▶ **ACTIVITY**
Return the data that follows exactly as it appears. Pictures do not belong in the copy.

---------- LISTED RECORDS

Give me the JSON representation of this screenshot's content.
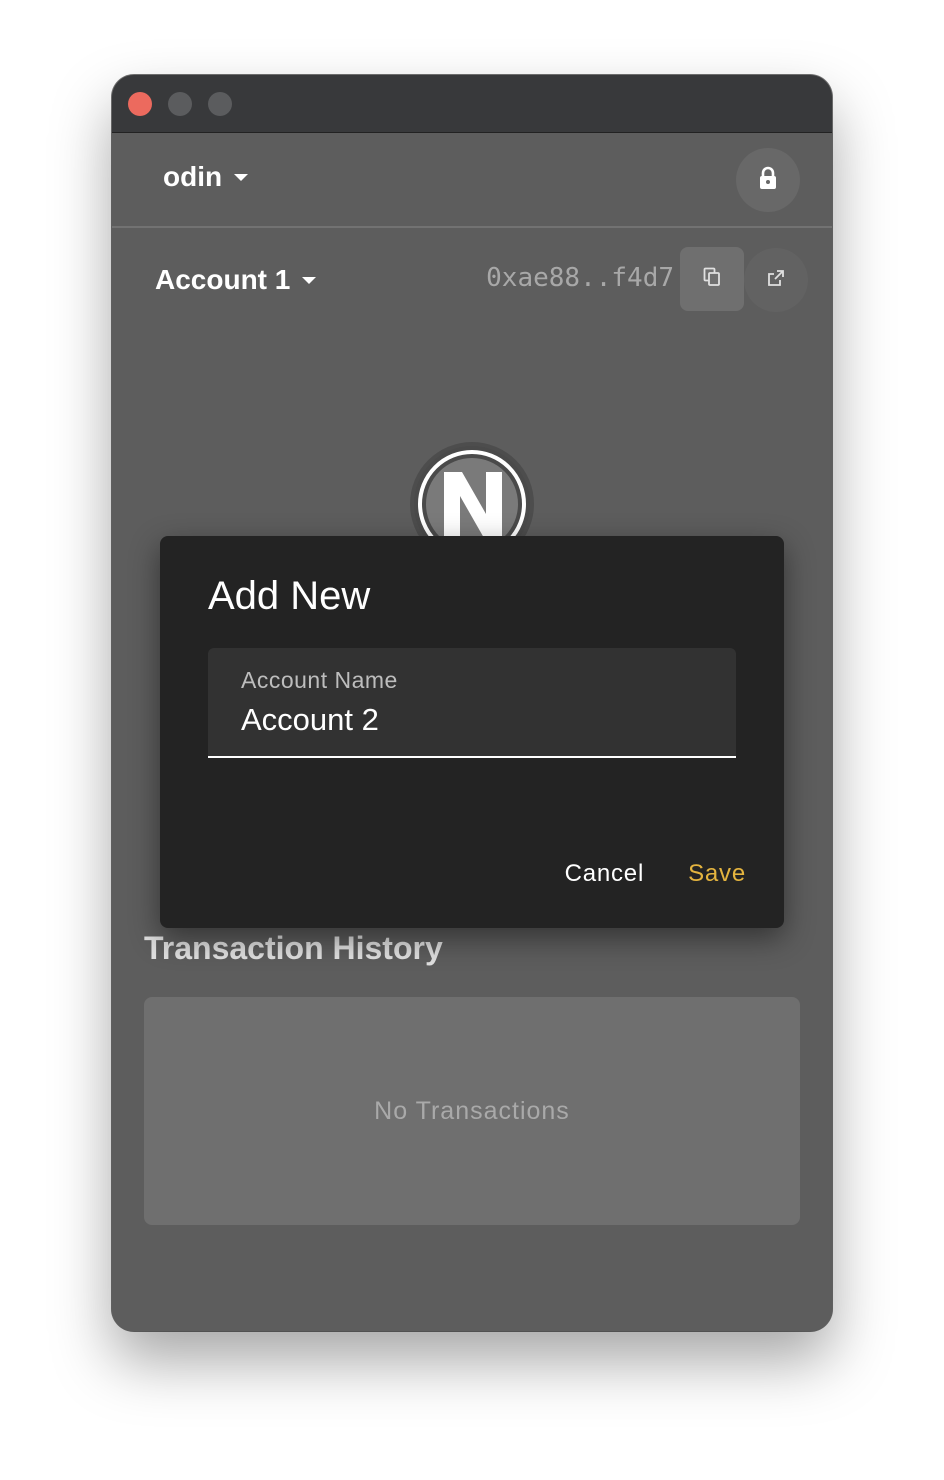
{
  "network": {
    "name": "odin"
  },
  "account": {
    "name": "Account 1",
    "address": "0xae88..f4d7"
  },
  "icons": {
    "lock": "lock-icon",
    "copy": "copy-icon",
    "external": "external-link-icon",
    "logo": "n-logo-icon"
  },
  "transactions": {
    "heading": "Transaction History",
    "empty_text": "No Transactions"
  },
  "dialog": {
    "title": "Add New",
    "field_label": "Account Name",
    "field_value": "Account 2",
    "cancel_label": "Cancel",
    "save_label": "Save"
  },
  "colors": {
    "accent": "#e4b43f",
    "close_button": "#ec6a5e",
    "background": "#5d5d5d",
    "dialog": "#232323"
  }
}
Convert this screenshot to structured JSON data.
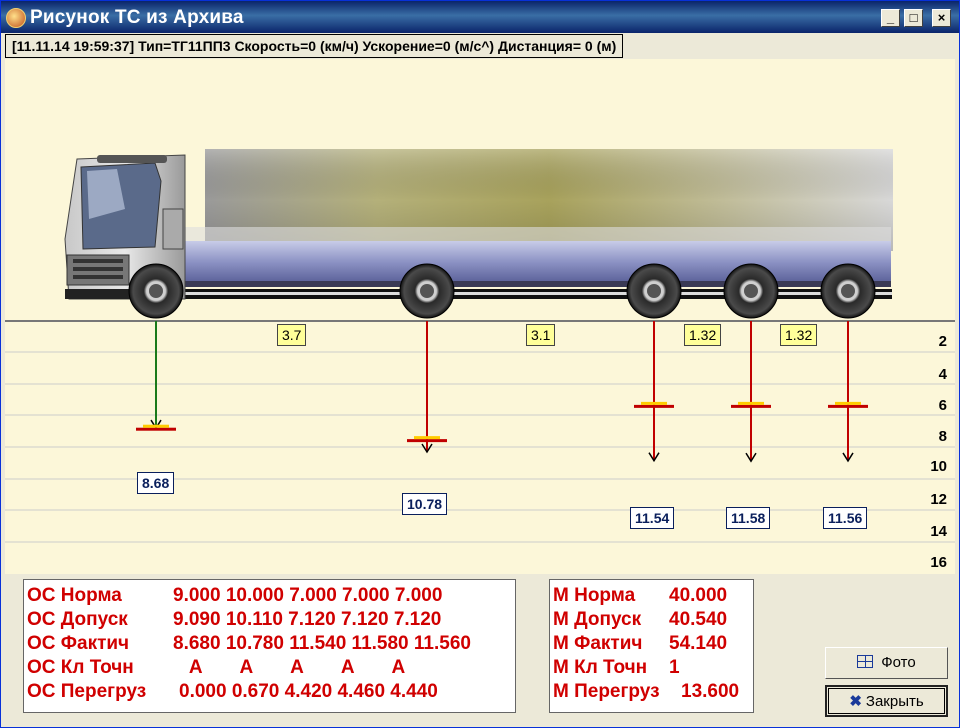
{
  "window": {
    "title": "Рисунок ТС из Архива",
    "minimize": "_",
    "maximize": "□",
    "close": "×"
  },
  "info_bar": "[11.11.14 19:59:37]   Тип=ТГ11ПП3   Скорость=0 (км/ч)   Ускорение=0 (м/с^)   Дистанция= 0 (м)",
  "scale": [
    "2",
    "4",
    "6",
    "8",
    "10",
    "12",
    "14",
    "16"
  ],
  "axle_gaps": [
    "3.7",
    "3.1",
    "1.32",
    "1.32"
  ],
  "axles": [
    {
      "value": "8.68",
      "load": 8.68,
      "norm": 9.0,
      "color": "#1a7a1a"
    },
    {
      "value": "10.78",
      "load": 10.78,
      "norm": 10.0,
      "color": "#c00000"
    },
    {
      "value": "11.54",
      "load": 11.54,
      "norm": 7.0,
      "color": "#c00000"
    },
    {
      "value": "11.58",
      "load": 11.58,
      "norm": 7.0,
      "color": "#c00000"
    },
    {
      "value": "11.56",
      "load": 11.56,
      "norm": 7.0,
      "color": "#c00000"
    }
  ],
  "axle_table": [
    {
      "label": "ОС Норма",
      "values": "9.000 10.000 7.000 7.000 7.000"
    },
    {
      "label": "ОС Допуск",
      "values": "9.090 10.110 7.120 7.120 7.120"
    },
    {
      "label": "ОС Фактич",
      "values": "8.680 10.780 11.540 11.580 11.560"
    },
    {
      "label": "ОС Кл Точн",
      "values": "   А       А       А       А       А"
    },
    {
      "label": "ОС Перегруз",
      "values": "0.000 0.670 4.420 4.460 4.440"
    }
  ],
  "mass_table": [
    {
      "label": "М Норма",
      "value": "40.000"
    },
    {
      "label": "М Допуск",
      "value": "40.540"
    },
    {
      "label": "М Фактич",
      "value": "54.140"
    },
    {
      "label": "М Кл Точн",
      "value": "1"
    },
    {
      "label": "М Перегруз",
      "value": "13.600"
    }
  ],
  "buttons": {
    "photo": "Фото",
    "close": "Закрыть"
  }
}
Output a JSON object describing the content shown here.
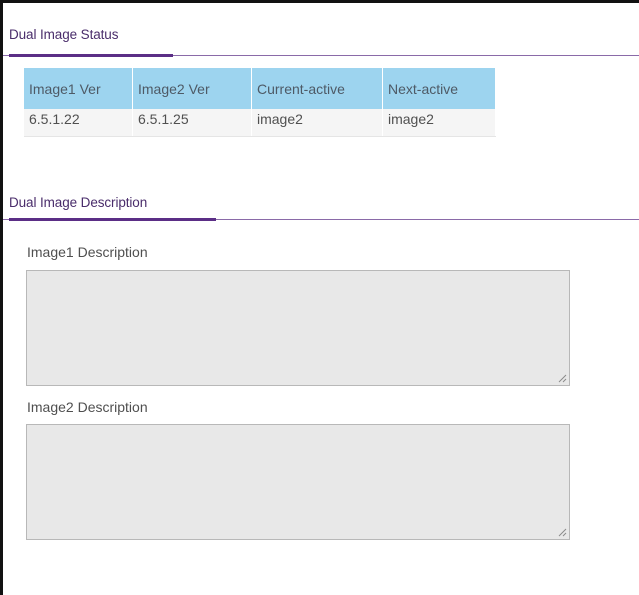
{
  "status_section": {
    "title": "Dual Image Status",
    "table": {
      "headers": [
        "Image1 Ver",
        "Image2 Ver",
        "Current-active",
        "Next-active"
      ],
      "rows": [
        [
          "6.5.1.22",
          "6.5.1.25",
          "image2",
          "image2"
        ]
      ]
    }
  },
  "description_section": {
    "title": "Dual Image Description",
    "image1": {
      "label": "Image1 Description",
      "value": ""
    },
    "image2": {
      "label": "Image2 Description",
      "value": ""
    }
  },
  "colors": {
    "accent_purple": "#5b2e86",
    "table_header_bg": "#9dd4ef",
    "textarea_bg": "#e8e8e8"
  },
  "icons": {
    "resize_grip": "resize-grip-icon"
  }
}
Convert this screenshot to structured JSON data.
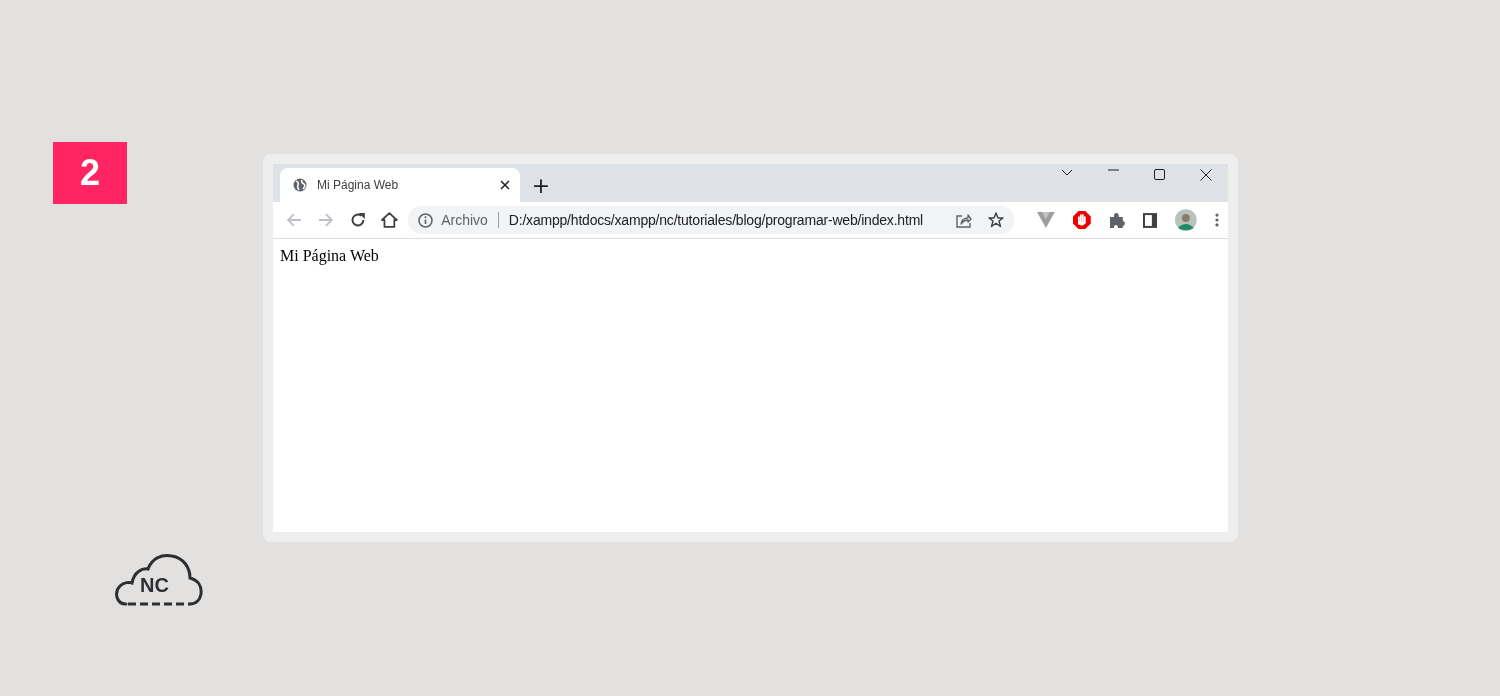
{
  "step_badge": {
    "text": "2"
  },
  "logo": {
    "text": "NC"
  },
  "browser": {
    "tabs": [
      {
        "title": "Mi Página Web",
        "selected": true
      }
    ],
    "new_tab": "+",
    "nav": [
      {
        "kind": "back",
        "disabled": true
      },
      {
        "kind": "forward",
        "disabled": true
      },
      {
        "kind": "reload",
        "disabled": false
      },
      {
        "kind": "home",
        "disabled": false
      }
    ],
    "address": {
      "scheme_label": "Archivo",
      "url": "D:/xampp/htdocs/xampp/nc/tutoriales/blog/programar-web/index.html"
    },
    "extensions": [
      {
        "kind": "vee"
      },
      {
        "kind": "stop"
      },
      {
        "kind": "puzzle"
      },
      {
        "kind": "sidepanel"
      },
      {
        "kind": "avatar"
      },
      {
        "kind": "menu"
      }
    ],
    "content": {
      "text": "Mi Página Web"
    }
  }
}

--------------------

▶ **TASK RESPONSE**
Give me the JSON representation of this screenshot's content.
{
  "network": {
    "name": "odin"
  },
  "account": {
    "name": "Account 1",
    "address": "0xae88..f4d7"
  },
  "icons": {
    "lock": "lock-icon",
    "copy": "copy-icon",
    "external": "external-link-icon",
    "logo": "n-logo-icon"
  },
  "transactions": {
    "heading": "Transaction History",
    "empty_text": "No Transactions"
  },
  "dialog": {
    "title": "Add New",
    "field_label": "Account Name",
    "field_value": "Account 2",
    "cancel_label": "Cancel",
    "save_label": "Save"
  },
  "colors": {
    "accent": "#e4b43f",
    "close_button": "#ec6a5e",
    "background": "#5d5d5d",
    "dialog": "#232323"
  }
}
Convert this screenshot to structured JSON data.
{
  "window": {
    "title": "Рисунок ТС из Архива",
    "minimize": "_",
    "maximize": "□",
    "close": "×"
  },
  "info_bar": "[11.11.14 19:59:37]   Тип=ТГ11ПП3   Скорость=0 (км/ч)   Ускорение=0 (м/с^)   Дистанция= 0 (м)",
  "scale": [
    "2",
    "4",
    "6",
    "8",
    "10",
    "12",
    "14",
    "16"
  ],
  "axle_gaps": [
    "3.7",
    "3.1",
    "1.32",
    "1.32"
  ],
  "axles": [
    {
      "value": "8.68",
      "load": 8.68,
      "norm": 9.0,
      "color": "#1a7a1a"
    },
    {
      "value": "10.78",
      "load": 10.78,
      "norm": 10.0,
      "color": "#c00000"
    },
    {
      "value": "11.54",
      "load": 11.54,
      "norm": 7.0,
      "color": "#c00000"
    },
    {
      "value": "11.58",
      "load": 11.58,
      "norm": 7.0,
      "color": "#c00000"
    },
    {
      "value": "11.56",
      "load": 11.56,
      "norm": 7.0,
      "color": "#c00000"
    }
  ],
  "axle_table": [
    {
      "label": "ОС Норма",
      "values": "9.000 10.000 7.000 7.000 7.000"
    },
    {
      "label": "ОС Допуск",
      "values": "9.090 10.110 7.120 7.120 7.120"
    },
    {
      "label": "ОС Фактич",
      "values": "8.680 10.780 11.540 11.580 11.560"
    },
    {
      "label": "ОС Кл Точн",
      "values": "   А       А       А       А       А"
    },
    {
      "label": "ОС Перегруз",
      "values": "0.000 0.670 4.420 4.460 4.440"
    }
  ],
  "mass_table": [
    {
      "label": "М Норма",
      "value": "40.000"
    },
    {
      "label": "М Допуск",
      "value": "40.540"
    },
    {
      "label": "М Фактич",
      "value": "54.140"
    },
    {
      "label": "М Кл Точн",
      "value": "1"
    },
    {
      "label": "М Перегруз",
      "value": "13.600"
    }
  ],
  "buttons": {
    "photo": "Фото",
    "close": "Закрыть"
  }
}
Output a JSON object describing the content shown here.
{
  "status_section": {
    "title": "Dual Image Status",
    "table": {
      "headers": [
        "Image1 Ver",
        "Image2 Ver",
        "Current-active",
        "Next-active"
      ],
      "rows": [
        [
          "6.5.1.22",
          "6.5.1.25",
          "image2",
          "image2"
        ]
      ]
    }
  },
  "description_section": {
    "title": "Dual Image Description",
    "image1": {
      "label": "Image1 Description",
      "value": ""
    },
    "image2": {
      "label": "Image2 Description",
      "value": ""
    }
  },
  "colors": {
    "accent_purple": "#5b2e86",
    "table_header_bg": "#9dd4ef",
    "textarea_bg": "#e8e8e8"
  },
  "icons": {
    "resize_grip": "resize-grip-icon"
  }
}
Convert this screenshot to structured JSON data.
{
  "step_badge": {
    "text": "2"
  },
  "logo": {
    "text": "NC"
  },
  "browser": {
    "tabs": [
      {
        "title": "Mi Página Web",
        "selected": true
      }
    ],
    "new_tab": "+",
    "nav": [
      {
        "kind": "back",
        "disabled": true
      },
      {
        "kind": "forward",
        "disabled": true
      },
      {
        "kind": "reload",
        "disabled": false
      },
      {
        "kind": "home",
        "disabled": false
      }
    ],
    "address": {
      "scheme_label": "Archivo",
      "url": "D:/xampp/htdocs/xampp/nc/tutoriales/blog/programar-web/index.html"
    },
    "extensions": [
      {
        "kind": "vee"
      },
      {
        "kind": "stop"
      },
      {
        "kind": "puzzle"
      },
      {
        "kind": "sidepanel"
      },
      {
        "kind": "avatar"
      },
      {
        "kind": "menu"
      }
    ],
    "content": {
      "text": "Mi Página Web"
    }
  }
}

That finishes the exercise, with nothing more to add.